I received this eARC from NetGalley in exchange for an honest review
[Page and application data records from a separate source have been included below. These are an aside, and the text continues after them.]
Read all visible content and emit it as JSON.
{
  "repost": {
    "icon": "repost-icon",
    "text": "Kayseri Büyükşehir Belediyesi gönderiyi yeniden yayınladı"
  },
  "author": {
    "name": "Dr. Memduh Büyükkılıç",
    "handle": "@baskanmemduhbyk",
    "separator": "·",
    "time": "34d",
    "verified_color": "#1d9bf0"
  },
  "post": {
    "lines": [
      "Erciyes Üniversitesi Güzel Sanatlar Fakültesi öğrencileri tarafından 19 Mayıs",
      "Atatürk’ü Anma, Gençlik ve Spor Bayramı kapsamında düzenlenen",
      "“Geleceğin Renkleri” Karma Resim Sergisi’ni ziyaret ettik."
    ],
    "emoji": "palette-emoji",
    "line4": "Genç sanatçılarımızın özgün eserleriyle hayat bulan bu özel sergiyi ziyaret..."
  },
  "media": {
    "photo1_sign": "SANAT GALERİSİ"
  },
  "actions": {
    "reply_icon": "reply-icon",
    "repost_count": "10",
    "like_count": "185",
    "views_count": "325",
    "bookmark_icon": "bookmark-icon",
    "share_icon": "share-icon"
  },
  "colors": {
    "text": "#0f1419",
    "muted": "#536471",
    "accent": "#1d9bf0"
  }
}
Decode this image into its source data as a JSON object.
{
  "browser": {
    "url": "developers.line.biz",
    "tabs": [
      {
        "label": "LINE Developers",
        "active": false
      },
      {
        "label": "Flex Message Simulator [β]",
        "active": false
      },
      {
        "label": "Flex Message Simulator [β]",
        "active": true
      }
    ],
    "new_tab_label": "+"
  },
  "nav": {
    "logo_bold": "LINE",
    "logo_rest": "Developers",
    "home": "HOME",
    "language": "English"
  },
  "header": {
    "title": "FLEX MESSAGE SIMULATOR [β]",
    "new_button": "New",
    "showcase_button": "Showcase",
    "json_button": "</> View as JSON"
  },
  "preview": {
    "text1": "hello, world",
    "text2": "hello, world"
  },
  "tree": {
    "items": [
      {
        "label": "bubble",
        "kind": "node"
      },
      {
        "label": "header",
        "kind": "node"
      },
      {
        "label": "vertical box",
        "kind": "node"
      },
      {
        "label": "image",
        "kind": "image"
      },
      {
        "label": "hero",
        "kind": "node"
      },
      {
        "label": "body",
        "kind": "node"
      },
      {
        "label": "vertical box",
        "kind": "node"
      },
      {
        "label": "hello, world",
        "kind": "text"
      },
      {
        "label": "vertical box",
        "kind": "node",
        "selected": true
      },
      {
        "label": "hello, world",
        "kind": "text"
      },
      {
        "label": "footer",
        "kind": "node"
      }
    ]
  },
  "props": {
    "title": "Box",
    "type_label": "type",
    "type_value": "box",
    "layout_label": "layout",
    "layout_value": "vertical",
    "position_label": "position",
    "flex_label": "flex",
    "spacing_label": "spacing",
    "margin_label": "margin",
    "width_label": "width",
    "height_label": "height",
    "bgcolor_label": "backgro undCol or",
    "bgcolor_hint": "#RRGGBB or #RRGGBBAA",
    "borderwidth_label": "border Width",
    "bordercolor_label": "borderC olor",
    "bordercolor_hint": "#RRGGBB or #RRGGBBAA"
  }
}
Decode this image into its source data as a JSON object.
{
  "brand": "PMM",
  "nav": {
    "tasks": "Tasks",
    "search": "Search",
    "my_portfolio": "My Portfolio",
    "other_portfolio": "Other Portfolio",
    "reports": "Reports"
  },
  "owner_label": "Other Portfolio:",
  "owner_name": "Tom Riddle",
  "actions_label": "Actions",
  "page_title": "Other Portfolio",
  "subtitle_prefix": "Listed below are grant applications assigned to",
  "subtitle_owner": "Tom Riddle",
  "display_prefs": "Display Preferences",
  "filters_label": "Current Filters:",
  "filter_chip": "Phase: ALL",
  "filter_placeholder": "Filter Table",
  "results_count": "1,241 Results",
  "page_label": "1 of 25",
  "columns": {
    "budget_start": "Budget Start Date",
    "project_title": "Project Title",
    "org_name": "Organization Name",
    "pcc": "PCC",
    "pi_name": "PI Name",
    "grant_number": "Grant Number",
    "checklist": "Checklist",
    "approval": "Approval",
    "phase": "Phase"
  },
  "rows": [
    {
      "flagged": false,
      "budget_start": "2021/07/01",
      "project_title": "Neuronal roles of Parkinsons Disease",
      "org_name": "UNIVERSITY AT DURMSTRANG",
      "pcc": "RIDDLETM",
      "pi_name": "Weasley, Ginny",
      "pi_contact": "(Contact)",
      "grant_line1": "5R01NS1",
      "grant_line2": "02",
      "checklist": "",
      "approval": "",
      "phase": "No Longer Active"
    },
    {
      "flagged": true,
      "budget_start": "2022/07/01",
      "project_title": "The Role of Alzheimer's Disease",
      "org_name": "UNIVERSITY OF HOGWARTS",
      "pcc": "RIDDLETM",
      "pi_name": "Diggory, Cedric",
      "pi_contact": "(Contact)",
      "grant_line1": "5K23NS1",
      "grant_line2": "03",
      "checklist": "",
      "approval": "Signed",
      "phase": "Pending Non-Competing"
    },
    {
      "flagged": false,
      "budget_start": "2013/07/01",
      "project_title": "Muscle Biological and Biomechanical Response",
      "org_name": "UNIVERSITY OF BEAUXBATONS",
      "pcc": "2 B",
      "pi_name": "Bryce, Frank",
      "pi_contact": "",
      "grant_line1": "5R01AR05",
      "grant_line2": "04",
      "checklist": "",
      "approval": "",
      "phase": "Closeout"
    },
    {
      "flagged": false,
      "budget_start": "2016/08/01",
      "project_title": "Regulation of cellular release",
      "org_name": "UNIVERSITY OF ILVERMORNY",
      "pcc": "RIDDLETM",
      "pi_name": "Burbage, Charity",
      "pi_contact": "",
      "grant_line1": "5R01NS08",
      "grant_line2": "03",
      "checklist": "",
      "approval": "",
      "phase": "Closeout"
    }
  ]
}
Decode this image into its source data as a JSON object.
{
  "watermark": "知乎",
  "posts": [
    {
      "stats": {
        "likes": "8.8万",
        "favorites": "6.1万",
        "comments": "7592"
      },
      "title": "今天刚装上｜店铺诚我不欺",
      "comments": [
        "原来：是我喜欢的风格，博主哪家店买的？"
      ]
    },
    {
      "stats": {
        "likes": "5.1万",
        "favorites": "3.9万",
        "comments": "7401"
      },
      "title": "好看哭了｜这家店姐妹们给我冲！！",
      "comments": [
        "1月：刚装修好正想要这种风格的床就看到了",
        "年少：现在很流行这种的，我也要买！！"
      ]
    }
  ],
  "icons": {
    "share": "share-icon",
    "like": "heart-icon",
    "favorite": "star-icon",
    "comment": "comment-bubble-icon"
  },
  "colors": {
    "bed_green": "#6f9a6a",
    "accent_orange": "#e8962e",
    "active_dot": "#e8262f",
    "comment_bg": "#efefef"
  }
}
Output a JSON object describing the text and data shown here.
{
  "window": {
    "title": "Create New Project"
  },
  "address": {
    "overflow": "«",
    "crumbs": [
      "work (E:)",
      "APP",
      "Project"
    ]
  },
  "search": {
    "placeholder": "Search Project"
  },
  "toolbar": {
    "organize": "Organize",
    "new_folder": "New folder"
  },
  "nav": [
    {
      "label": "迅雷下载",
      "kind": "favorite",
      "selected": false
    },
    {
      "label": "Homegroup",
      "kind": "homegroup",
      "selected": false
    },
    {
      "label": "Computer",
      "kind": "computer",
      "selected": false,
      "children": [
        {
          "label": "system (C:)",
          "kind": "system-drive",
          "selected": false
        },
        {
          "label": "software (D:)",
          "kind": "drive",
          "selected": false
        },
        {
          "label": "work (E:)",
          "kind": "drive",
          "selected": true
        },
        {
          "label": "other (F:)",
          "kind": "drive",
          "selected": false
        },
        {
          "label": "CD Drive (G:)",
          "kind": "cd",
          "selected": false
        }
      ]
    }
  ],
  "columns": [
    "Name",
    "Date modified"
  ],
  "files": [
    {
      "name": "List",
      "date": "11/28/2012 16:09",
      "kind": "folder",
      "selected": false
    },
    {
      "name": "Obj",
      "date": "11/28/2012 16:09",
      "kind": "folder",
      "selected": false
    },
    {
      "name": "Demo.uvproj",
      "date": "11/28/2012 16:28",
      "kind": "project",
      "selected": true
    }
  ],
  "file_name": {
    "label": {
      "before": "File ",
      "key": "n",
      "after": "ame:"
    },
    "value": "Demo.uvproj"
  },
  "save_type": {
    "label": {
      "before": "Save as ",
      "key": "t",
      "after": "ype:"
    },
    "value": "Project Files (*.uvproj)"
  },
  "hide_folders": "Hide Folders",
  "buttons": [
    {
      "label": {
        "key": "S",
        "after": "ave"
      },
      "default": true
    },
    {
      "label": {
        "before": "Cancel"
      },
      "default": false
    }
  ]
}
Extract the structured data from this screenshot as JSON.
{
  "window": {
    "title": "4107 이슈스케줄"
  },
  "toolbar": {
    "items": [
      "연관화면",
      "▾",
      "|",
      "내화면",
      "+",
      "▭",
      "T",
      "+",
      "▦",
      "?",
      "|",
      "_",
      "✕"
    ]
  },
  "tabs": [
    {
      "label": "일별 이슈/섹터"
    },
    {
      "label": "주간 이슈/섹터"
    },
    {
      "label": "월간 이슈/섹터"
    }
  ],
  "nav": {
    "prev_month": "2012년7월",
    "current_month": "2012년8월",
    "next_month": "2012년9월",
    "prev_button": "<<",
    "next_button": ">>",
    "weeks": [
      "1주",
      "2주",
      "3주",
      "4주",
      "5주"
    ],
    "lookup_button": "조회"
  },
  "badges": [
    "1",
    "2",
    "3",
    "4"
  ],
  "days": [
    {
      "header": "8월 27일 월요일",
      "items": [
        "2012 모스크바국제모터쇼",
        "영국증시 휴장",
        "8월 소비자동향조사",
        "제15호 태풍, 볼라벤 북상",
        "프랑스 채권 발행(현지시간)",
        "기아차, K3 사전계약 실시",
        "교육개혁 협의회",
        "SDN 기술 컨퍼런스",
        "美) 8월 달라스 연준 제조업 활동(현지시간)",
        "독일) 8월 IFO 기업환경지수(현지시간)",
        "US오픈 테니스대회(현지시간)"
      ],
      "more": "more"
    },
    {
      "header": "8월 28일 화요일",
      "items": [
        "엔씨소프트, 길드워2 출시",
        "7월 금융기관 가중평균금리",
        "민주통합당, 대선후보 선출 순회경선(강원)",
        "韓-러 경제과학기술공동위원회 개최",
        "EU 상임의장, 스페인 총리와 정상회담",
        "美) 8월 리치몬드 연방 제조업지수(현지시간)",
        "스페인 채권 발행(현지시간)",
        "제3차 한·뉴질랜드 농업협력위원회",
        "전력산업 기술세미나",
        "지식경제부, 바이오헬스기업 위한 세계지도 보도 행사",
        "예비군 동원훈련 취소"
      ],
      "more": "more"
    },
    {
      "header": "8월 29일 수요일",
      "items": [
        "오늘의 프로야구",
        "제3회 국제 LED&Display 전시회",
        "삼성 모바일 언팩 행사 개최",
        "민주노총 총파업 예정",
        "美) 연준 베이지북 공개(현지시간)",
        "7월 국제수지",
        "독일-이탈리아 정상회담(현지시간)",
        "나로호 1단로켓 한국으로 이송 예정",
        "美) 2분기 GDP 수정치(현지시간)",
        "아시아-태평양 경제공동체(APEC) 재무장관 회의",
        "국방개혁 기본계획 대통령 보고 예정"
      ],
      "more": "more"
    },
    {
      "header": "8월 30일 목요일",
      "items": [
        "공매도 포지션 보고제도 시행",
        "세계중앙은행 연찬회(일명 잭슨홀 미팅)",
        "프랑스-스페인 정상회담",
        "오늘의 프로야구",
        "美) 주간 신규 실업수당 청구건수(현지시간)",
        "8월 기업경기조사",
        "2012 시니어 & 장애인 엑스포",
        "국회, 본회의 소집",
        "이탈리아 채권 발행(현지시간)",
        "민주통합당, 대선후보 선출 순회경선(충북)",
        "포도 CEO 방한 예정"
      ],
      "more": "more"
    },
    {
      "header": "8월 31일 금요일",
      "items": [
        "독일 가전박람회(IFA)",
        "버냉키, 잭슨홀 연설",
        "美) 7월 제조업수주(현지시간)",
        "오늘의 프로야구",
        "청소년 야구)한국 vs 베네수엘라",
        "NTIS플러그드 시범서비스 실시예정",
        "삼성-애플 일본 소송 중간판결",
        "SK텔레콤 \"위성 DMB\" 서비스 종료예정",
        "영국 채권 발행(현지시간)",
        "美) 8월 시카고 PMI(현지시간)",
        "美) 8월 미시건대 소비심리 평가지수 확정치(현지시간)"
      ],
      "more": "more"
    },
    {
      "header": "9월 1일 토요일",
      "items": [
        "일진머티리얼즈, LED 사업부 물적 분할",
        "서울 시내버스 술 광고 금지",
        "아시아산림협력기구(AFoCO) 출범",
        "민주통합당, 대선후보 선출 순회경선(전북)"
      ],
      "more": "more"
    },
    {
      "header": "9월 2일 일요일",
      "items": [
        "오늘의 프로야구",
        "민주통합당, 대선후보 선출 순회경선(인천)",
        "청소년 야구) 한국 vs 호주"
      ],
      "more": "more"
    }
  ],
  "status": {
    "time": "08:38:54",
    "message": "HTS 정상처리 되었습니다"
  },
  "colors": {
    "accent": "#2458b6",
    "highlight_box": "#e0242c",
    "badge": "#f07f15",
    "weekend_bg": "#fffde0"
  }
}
Uncaged is the first book in a new YA series featuring teen brother and sister Odin & Shay Remby. The first book picks up with Shay looking for her missing brother who is a computer genius, but mildly autistic. She tracks him to Hollywood where she discovers he has joined a radical animal rights group called Storm. They break into facilities who are using animals for research and release them. This time however they’ve taken on the wrong people. The Singular Corporation is not the benevolent medical research company it claims to be. They are also not only doing inhumane research on animals. Odin escapes with one of their projects and Singular will do anything to get him back and hide the truth. I thought this was a pretty good start for a new series. The characters were interesting. Shay was strong, fearless, and, imaginative. And I especially liked the enigmatic Twist who becomes Shays mentor. The story was incredibly fast and a bit uneven in spots. When I first started reading it I was bouncing from person to person so quickly it was a bit confusing, but the strong plot drew me in so it gradually became less so. I definitely wouldn’t recommend this to younger YAs. It has alot of violence in it. And animal lovers beware. It’s also extremely graphic. Otherwise I would recommend this to fans of high octane adventures